#### Supplied records

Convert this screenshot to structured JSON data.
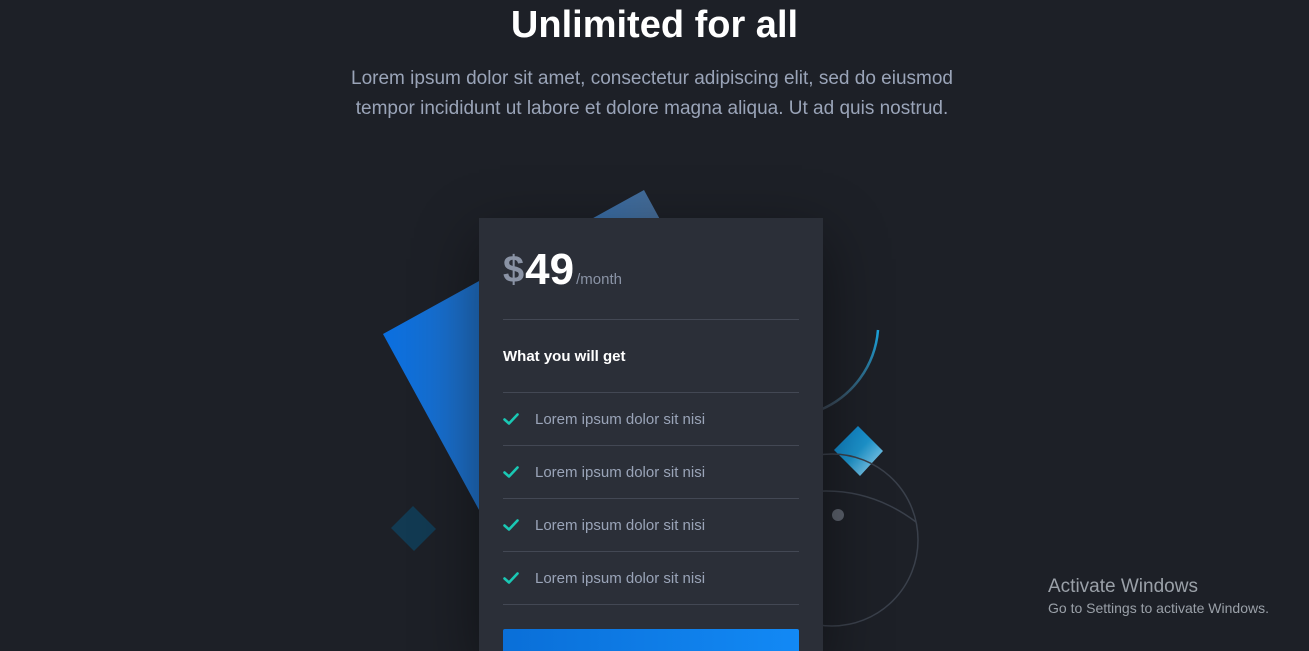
{
  "hero": {
    "title": "Unlimited for all",
    "description": "Lorem ipsum dolor sit amet, consectetur adipiscing elit, sed do eiusmod tempor incididunt ut labore et dolore magna aliqua. Ut ad quis nostrud."
  },
  "pricing": {
    "currency": "$",
    "amount": "49",
    "period": "/month",
    "features_heading": "What you will get",
    "features": [
      {
        "label": "Lorem ipsum dolor sit nisi",
        "icon": "check-icon"
      },
      {
        "label": "Lorem ipsum dolor sit nisi",
        "icon": "check-icon"
      },
      {
        "label": "Lorem ipsum dolor sit nisi",
        "icon": "check-icon"
      },
      {
        "label": "Lorem ipsum dolor sit nisi",
        "icon": "check-icon"
      }
    ],
    "cta_label": ""
  },
  "watermark": {
    "title": "Activate Windows",
    "subtitle": "Go to Settings to activate Windows."
  },
  "colors": {
    "background": "#1d2027",
    "card": "#2b2f38",
    "accent_blue": "#0a75e6",
    "check_teal": "#1ac8b4",
    "muted_text": "#9aa4b8"
  }
}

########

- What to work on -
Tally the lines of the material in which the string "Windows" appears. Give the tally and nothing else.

- Answer box -
2